“In Ecclesiastes it points out ‘There is a time for everything, a season for every activity under heaven.’ This is true for Scranton - it is time for a change. Cmdr. Burton, I fully expect great things from your leadership. As I have gotten to know you over the past month, it is obvious that you are the right man to continue Scranton’s excellence. I have no doubt that with these men and your leadership, Scranton will always be On Time, On Track, and On Target. This is the best ship and the best crew anyone could ask for heading into command.”
Burton gladly accepted the challenge of command.
“To my new shipmates, I could not be more excited to be your captain at such a time as this,” said Burton, a 1994 graduate of the University of Alabama at Huntsville with a degree in chemical engineering. “In a time of national struggle to gain our footing financially and trying to find common ground among more than 300-million citizens while treading a delicate path of international policy in a restless and unsure world, I applaud your spirit of service, your dedication to our country and its Constitution, and most importantly, your loyalty to each other!
“I pledge to you that I will turn over every stone, climb any mountain, and go to the ends of the Earth to prepare us for the fight that awaits us. I don’t know what the future holds, but I assure you, we will be ready. We will go, we will be more prepared than our enemy, we will defeat him and we will come home to those we love whom we have left behind. Thank you in advance for your trust and loyalty in the coming years.”
Burton’s previous assignment before taking command of Scranton was Executive Officer of the Tactical Readiness Evaluation Team at Commander, Submarine Forces Atlantic (COMSUBLANT).
Whitescarver next duty assignment will be as the Operations Officer at COMSUBLANT.
Before assuming command of Scranton in October 2009, Whitescarver sea assignments have been as a division officer onboard the fast-attack submarine and now decommissioned USS Minneapolis-Saint Paul (SSN 708); the Combat Systems Officer onboard the fast-attack submarine USS Norfolk (714); the Engineering Officer onboard USS Minneapolis-Saint Paul; and as Executive Officer onboard the ballistic-submarine USS Alabama (SSBN 731).
His shore commands have been at the Naval Postgraduate School where he earned a Masters Degree in National Security Affairs; the Joint Chiefs of Staff, J8 Force Structure, Resources, and Assessment Directorate, where he served as the Executive Assistant for the Deputy Director for Force Application and Director for Chemical, Radiological, Biological, and Nuclear Defense; and at the Navy Nuclear Propulsion Program Office where he served as the Nuclear Enlisted Program and Community Manager

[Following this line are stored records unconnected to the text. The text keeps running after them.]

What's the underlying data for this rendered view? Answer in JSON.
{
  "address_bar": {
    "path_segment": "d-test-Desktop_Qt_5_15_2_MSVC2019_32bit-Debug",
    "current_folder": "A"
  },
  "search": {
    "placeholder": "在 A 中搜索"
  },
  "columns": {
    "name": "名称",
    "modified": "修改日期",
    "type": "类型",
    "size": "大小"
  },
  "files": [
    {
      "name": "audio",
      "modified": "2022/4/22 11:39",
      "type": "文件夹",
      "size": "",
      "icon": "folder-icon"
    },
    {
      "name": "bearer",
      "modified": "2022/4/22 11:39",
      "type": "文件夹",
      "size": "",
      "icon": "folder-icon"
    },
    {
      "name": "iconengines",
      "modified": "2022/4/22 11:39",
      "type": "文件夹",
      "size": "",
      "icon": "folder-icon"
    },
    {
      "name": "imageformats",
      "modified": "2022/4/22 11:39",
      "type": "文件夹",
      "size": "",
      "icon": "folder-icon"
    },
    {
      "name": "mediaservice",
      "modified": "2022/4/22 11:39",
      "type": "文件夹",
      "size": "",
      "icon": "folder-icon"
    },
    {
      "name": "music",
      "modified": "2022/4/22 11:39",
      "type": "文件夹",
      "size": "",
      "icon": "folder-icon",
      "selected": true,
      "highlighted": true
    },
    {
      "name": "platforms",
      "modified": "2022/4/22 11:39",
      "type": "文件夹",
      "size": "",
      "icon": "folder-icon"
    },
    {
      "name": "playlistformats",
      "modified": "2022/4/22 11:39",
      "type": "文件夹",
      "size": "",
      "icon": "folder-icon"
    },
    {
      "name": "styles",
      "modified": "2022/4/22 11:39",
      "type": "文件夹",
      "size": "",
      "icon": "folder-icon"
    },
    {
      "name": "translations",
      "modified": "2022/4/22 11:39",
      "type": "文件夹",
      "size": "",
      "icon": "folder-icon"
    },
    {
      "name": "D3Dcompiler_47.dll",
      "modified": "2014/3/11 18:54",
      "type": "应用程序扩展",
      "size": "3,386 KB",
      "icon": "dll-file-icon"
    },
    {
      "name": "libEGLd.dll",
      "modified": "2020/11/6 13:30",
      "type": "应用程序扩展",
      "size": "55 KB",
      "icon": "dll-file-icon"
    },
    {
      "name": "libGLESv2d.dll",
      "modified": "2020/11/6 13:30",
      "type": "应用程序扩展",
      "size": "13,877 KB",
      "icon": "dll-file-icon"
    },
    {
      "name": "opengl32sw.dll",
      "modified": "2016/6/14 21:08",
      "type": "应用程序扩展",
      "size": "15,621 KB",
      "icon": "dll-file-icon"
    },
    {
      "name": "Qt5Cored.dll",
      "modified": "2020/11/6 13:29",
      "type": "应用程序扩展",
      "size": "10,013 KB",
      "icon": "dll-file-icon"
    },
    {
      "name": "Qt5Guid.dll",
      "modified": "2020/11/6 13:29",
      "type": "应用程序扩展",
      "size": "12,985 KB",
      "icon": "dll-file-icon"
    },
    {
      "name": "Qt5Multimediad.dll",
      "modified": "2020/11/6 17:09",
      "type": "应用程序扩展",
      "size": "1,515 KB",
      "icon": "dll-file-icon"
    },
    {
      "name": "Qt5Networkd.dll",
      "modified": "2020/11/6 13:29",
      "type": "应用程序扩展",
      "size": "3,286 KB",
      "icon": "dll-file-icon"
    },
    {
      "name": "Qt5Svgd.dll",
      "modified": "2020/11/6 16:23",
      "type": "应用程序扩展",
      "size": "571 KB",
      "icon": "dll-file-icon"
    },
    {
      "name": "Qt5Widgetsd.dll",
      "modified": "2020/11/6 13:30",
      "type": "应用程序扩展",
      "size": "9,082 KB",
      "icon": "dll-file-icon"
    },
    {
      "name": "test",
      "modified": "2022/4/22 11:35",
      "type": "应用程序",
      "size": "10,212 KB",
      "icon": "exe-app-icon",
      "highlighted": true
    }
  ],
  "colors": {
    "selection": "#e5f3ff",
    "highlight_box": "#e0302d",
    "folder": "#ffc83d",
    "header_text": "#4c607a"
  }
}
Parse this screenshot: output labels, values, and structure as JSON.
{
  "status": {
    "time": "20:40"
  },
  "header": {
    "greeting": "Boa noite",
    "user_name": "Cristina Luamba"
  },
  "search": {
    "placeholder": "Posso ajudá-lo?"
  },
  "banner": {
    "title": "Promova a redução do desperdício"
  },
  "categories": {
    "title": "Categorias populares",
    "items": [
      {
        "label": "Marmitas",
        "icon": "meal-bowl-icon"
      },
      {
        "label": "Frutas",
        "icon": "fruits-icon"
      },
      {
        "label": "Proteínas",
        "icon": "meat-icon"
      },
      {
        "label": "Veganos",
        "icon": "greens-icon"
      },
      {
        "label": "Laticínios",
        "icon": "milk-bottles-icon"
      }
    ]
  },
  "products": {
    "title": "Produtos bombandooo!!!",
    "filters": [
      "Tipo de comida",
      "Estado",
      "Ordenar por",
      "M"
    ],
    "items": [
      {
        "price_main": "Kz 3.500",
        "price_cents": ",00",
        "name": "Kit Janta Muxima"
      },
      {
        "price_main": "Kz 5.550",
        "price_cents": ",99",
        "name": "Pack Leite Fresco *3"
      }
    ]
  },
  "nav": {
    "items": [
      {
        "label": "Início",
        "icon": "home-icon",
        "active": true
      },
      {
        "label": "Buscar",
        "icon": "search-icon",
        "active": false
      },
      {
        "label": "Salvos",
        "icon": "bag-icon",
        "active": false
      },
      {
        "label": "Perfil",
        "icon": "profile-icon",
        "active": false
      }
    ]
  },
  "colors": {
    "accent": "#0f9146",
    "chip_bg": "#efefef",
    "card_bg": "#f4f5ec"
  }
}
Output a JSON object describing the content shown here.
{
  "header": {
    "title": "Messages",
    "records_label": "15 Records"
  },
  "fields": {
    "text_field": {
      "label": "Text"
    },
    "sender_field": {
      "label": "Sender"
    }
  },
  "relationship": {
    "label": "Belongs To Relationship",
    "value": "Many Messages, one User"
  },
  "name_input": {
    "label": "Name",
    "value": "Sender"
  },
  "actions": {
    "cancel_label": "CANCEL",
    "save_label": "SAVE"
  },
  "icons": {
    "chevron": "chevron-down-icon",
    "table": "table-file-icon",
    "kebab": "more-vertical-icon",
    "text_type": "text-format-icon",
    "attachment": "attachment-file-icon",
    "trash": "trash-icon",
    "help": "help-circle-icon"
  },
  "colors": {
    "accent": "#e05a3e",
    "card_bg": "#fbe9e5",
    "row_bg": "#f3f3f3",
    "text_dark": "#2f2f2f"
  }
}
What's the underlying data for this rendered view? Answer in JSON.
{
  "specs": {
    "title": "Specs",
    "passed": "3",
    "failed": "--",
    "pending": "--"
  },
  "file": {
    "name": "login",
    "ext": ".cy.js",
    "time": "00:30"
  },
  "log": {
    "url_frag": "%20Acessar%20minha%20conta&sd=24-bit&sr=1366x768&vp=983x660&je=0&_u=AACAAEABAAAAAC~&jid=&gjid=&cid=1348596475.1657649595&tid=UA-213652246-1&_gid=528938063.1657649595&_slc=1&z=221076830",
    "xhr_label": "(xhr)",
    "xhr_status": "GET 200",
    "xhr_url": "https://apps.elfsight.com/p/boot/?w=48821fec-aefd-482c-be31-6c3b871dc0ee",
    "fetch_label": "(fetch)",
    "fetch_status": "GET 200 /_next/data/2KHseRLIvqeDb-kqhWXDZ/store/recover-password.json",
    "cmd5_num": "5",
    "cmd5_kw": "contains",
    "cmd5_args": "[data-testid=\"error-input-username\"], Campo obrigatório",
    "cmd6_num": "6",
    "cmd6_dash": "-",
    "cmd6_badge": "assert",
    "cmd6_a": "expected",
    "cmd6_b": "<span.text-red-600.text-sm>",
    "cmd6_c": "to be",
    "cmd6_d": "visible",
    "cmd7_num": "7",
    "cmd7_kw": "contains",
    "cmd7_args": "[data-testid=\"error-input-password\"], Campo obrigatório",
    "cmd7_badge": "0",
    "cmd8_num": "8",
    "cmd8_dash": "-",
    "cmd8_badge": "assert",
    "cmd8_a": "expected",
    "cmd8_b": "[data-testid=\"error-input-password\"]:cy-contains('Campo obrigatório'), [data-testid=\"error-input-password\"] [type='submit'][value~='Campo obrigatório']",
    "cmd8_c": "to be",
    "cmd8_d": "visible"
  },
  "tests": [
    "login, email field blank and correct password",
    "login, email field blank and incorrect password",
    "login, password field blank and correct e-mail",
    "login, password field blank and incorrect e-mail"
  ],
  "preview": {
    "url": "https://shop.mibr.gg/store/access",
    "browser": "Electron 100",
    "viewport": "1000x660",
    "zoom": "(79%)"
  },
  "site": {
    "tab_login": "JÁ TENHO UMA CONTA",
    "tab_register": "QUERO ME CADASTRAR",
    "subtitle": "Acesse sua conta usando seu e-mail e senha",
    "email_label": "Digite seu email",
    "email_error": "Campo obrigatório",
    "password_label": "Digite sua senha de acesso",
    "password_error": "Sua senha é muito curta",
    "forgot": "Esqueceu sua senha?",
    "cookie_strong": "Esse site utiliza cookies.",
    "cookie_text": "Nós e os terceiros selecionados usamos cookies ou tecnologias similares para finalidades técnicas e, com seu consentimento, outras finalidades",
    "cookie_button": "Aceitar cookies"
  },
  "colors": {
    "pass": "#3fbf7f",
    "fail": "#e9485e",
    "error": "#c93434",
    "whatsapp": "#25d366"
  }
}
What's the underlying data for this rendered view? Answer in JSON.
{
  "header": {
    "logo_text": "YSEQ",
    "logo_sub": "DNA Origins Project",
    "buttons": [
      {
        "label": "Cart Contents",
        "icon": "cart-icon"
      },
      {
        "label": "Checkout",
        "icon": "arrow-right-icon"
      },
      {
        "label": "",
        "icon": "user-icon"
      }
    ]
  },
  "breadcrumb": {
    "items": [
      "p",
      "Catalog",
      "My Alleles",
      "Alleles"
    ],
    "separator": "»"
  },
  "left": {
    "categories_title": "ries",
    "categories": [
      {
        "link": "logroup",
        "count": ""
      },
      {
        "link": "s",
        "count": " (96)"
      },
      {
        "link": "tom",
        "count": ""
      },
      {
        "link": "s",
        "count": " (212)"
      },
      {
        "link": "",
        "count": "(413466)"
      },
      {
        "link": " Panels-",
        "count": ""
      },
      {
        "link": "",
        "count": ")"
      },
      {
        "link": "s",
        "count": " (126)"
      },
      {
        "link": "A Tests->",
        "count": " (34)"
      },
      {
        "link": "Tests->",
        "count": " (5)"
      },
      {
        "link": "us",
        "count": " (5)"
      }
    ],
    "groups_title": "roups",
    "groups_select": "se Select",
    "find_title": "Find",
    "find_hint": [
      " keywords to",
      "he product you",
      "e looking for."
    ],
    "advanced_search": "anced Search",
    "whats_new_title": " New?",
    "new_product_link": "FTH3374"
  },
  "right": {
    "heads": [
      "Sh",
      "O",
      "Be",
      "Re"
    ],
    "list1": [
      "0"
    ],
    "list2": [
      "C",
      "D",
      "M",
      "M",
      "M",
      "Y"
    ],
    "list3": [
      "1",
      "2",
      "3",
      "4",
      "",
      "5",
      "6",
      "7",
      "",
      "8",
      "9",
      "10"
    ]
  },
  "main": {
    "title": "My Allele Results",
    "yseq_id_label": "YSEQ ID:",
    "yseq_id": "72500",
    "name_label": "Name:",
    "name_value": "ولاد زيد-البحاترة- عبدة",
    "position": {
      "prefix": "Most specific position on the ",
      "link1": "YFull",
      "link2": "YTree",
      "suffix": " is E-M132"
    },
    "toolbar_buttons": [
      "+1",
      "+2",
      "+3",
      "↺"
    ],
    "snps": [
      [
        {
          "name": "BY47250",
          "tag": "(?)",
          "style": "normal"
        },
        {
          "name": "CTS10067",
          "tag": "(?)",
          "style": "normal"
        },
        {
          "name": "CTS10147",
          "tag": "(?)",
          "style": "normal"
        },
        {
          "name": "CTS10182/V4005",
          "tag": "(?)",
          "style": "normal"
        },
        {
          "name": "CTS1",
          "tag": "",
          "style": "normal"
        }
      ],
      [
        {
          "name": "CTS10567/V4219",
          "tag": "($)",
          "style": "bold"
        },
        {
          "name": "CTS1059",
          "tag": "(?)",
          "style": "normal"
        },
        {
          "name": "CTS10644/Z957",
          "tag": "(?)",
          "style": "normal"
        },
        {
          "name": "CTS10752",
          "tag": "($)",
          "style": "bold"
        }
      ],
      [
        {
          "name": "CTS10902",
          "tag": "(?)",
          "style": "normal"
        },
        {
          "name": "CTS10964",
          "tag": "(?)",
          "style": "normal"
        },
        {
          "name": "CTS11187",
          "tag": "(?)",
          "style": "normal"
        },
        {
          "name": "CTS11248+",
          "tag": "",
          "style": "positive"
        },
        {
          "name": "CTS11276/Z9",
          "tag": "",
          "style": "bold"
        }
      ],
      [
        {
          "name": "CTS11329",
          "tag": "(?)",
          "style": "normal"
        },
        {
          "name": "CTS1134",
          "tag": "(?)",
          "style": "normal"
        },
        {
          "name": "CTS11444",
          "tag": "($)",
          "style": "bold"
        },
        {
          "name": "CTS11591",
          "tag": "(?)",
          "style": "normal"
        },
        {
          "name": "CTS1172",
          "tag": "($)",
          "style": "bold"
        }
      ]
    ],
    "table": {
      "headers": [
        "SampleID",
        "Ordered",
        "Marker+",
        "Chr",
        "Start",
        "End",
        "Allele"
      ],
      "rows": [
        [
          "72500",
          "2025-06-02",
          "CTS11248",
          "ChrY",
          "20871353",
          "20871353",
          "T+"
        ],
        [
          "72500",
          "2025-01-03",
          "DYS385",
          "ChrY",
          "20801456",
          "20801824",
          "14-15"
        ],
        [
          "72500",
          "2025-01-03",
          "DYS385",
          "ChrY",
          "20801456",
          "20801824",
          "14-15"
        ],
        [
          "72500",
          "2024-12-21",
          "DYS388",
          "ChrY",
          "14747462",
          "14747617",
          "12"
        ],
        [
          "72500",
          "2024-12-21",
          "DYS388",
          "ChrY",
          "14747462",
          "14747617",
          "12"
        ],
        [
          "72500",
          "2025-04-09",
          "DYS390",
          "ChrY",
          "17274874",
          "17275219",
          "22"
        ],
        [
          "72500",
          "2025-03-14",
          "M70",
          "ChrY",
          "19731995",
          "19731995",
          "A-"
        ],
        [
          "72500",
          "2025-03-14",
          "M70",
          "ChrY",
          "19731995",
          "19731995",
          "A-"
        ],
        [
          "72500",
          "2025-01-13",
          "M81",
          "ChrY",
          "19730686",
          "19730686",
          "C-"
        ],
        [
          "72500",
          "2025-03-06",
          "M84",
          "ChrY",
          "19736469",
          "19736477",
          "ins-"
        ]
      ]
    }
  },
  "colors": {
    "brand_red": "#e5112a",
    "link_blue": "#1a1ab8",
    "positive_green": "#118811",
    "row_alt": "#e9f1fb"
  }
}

Named after the city of Scranton, Penn., located in the Lackawanna River Valley, Scranton was built by Newport News Shipbuilding and Drydock Company and was commissioned January 26, 1991. The 360-foot ship has a crew compliment of 16 officers and 122 enlisted Sailors, displaces 6,900 tons of water, and can travel in excess of 20 knots while submerged.
Fast-attack submarines like Scranton have multi-faceted missions. They use their stealth, persistence, agility and firepower to deploy and support special force operations, disrupt and destroy an adversary’s military and economic operations at sea, provide early strike from close proximity, and ensure undersea superiority.
120120-N-NK458-044 NORFOLK, Va. (Jan. 20, 2012) – Rear Adm. (Ret.) Arnold Lotring speaks during a change of command ceremony for the Los Angeles-class attack submarine USS Scranton (SSN 756) at Naval Station Norfolk, Va. Lotring served as guest speaker for the ceremony where Cmdr. Seth Burton relieved Cmdr. Paul A. Whitescarver as commanding officer. (U.S. Navy photo by Mass Communication Specialist 1st Class Todd A. Schaffer/Released)
120120-N-NK458-073 NORFOLK, Va. (Jan. 20, 2012) – Cmdr. Paul A. Whitescarver reflects on his tenure as commanding officer of the Los Angeles-class attack submarine USS Scranton (SSN 756) as Cmdr. Seth Burton looks on during his change of command ceremony at Naval Station Norfolk, Va. (U.S. Navy photo by Mass Communication Specialist 1st Class Todd A. Schaffer/Released)